By God’s word the heavens and the earth were made.  This is the written record of Genesis 1.  As Psalm 33 attests: “By the word of the Lord the heavens were made, and all the host of them by the breath of His mouth.”   Think of all that stuff described by evolutionists on the Discovery Channel.  They display in such marvelous detail the amazing and beautiful wonders of creation.  And of course they give all the credit to random chance just to avoid reckoning with God … but still! — You can really learn a lot about the created world by listening to them, can’t you?  And yet, it wasn’t made by them.  Their scientific descriptions didn’t cause anything to be.  It was all made and it is all upheld still by the power of God’s almighty word alone.  I think this helps put things into perspective.  When you look at the natural world, it isn’t just God who made it; it is God who made it by speaking.  And He speaks to us.  Here; this morning.  God’s word is powerful. 
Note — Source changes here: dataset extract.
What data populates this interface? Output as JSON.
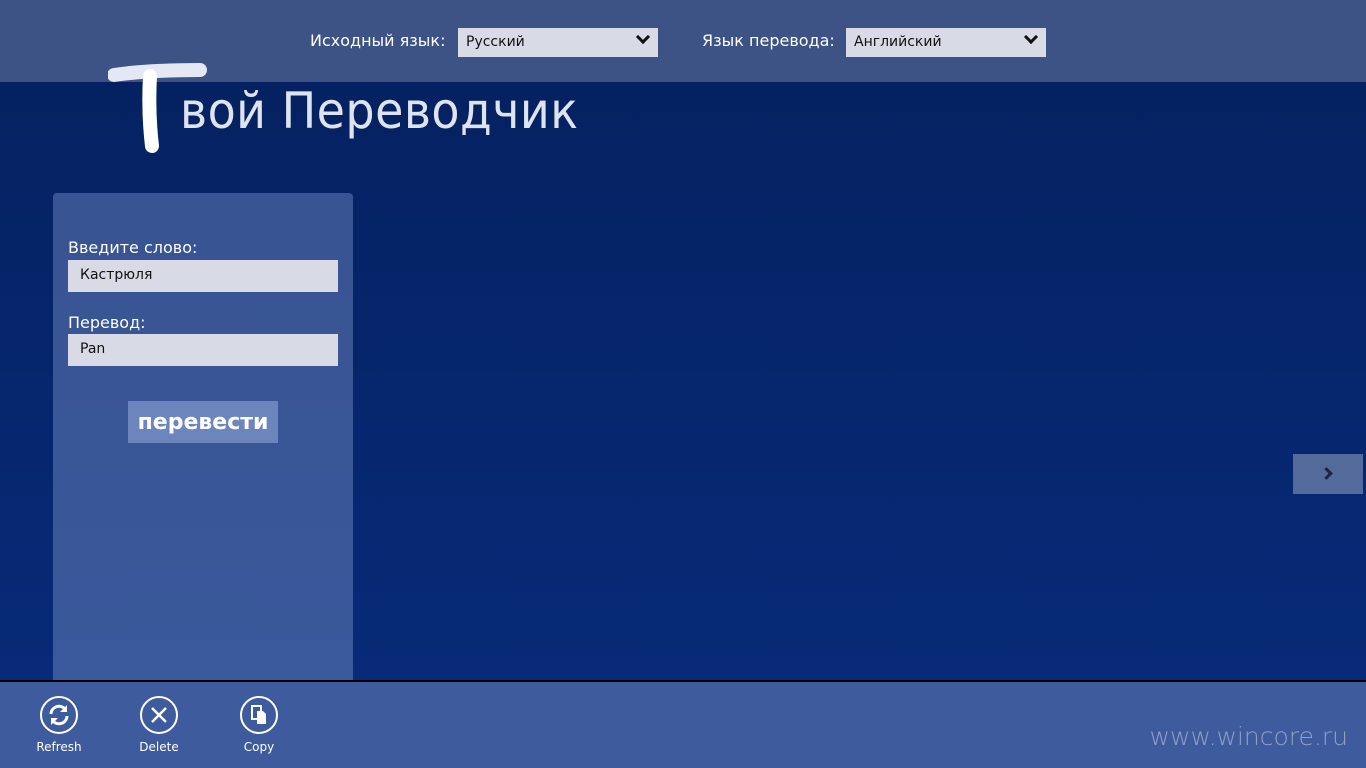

Our word, on the other hand, is not.  It is weak.  It is often false.  We say things and nothing happens.  We exaggerate things, but reality doesn’t change.  We promise things and vow to do things, and then we fail.  And so our words fail with us.